We received several phone calls this past week concerning our coverage of the Guin City Council meeting in the Wednesday, April 10, edition (Meeting ends early amid shouting, finger-pointing).
Those who fielded the calls were told they didn’t like how this story was handled, the harsh manner in which it was presented. In fact, our staff was told we actually reported too much.
Well, we didn’t like it, either.
Covering meetings when tempers are flaring and conversations and discussions are frayed are not enjoyable for our reporters.
One caller suggested that we simply tone it all down and report as-is. Simply put, that’s pretty much what we did.
Regardless of what you may think, we don’t go into meetings with a cocklebur under our saddle, ready to be pitched off and land hard.
Sometimes, however, it happens that way and no, we didn’t start the fire, but we do report on who threw kindling and gas on the blaze and made it roar even higher.
We felt like we were told that we should pick and choose our news coverage more discreetly.

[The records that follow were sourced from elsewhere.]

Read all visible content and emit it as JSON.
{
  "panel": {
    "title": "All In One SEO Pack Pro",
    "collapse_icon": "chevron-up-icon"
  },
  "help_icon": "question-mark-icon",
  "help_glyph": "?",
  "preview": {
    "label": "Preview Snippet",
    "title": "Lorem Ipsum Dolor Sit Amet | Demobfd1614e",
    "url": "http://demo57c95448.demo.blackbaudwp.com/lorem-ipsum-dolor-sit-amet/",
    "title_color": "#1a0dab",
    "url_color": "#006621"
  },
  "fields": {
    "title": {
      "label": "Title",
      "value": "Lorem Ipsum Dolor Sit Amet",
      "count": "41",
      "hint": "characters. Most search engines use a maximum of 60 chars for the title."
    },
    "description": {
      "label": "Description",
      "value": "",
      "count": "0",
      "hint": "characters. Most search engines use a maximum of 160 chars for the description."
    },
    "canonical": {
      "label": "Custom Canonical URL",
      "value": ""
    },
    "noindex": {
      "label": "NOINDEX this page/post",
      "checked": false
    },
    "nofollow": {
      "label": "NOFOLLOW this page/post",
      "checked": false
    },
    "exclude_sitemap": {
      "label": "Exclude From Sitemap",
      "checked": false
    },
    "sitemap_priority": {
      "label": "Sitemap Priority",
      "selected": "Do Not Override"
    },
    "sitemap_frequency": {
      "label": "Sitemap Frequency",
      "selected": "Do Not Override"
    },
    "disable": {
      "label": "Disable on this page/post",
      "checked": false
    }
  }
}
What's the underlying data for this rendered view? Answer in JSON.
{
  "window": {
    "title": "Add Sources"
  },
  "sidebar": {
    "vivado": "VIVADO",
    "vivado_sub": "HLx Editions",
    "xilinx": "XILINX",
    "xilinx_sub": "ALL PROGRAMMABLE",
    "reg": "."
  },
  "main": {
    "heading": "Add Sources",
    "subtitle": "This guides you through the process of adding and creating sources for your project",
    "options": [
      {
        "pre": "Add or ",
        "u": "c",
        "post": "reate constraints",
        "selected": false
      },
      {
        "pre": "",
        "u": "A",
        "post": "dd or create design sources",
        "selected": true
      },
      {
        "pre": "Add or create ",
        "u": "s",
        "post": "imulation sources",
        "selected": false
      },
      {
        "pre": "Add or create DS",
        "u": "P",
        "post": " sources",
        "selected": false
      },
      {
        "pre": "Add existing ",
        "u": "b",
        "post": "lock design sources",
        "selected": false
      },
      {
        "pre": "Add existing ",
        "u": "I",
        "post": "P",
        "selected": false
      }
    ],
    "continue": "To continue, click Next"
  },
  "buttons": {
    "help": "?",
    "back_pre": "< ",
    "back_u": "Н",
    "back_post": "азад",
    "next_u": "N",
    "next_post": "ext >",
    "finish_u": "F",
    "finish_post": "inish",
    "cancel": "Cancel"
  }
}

The Guin City Council is no different than the other town and city councils, the Marion County Commission and the two school boards that we cover.
Sometimes, feelings and opinions can become quite harsh, perhaps even leaving open wounds that are hard to heal.
Those instances, however, aren’t ours to make the call on. We cover the meeting--good or bad, hot-tempered or mild, productive or non-productive. We don’t pick and choose, because in reality, we don’t have the power to do so and furthermore, that’s what we do as newspaper reporters.
Nothing has changed in what we do. We have new faces covering these meetings as our newspaper, just like many, many others in our business, has undergone changes and turnover. Our reporters are there to do their job: Cover the meeting, whatever it entails. We do try to offer background information when available, simply to bring our readers up to date concerning a particular topic being discussed in that meeting.
Yes, we hope the Guin City Council meetings would become more cordial and productive in the future, but that’s the same hope we have for all of the meetings we attend and cover.
Still, we can’t control that.
You, the voters, can. You, the citizens of your respective municipalities can.
If you believe your leaders are not performing or conducting themselves in a manner which puts your best foot forward, let them know about it. Better yet, why not attend these meetings? We can’t recall many occasions when you couldn’t find a seat.
We’re not your public relations firm, though whenever possible, we try our best to be just that for you. Your respective leaders are your best PR firm and yes, they above all others, should realize that fact.
Telling us you don’t like what we print when the story is printed in the Journal Record is hindsight.
You can take control of the situation--not us.
Like our slogan says, “We don’t make the news--we just print it.”
One caller explained that we, the newspaper, are hurting the City of Guin’s opportunities to bring in new industry, being a place where people would like to locate and raise their families.
Perhaps we are, simply by covering a meeting and not glossing over what is being said or, in Guin meetings as of late, being argued about.
Discussions which lead to arguments are not all bad. How those arguments are conducted is what can turn a simple discussion into a bad situation, one that really doesn’t have to happen.
To ask the Guin City Council to put these quarrels and contemptuous meetings behind them is a quite simple request.
But once again, it’s not in our hands. Look to your leaders and hold them accountable.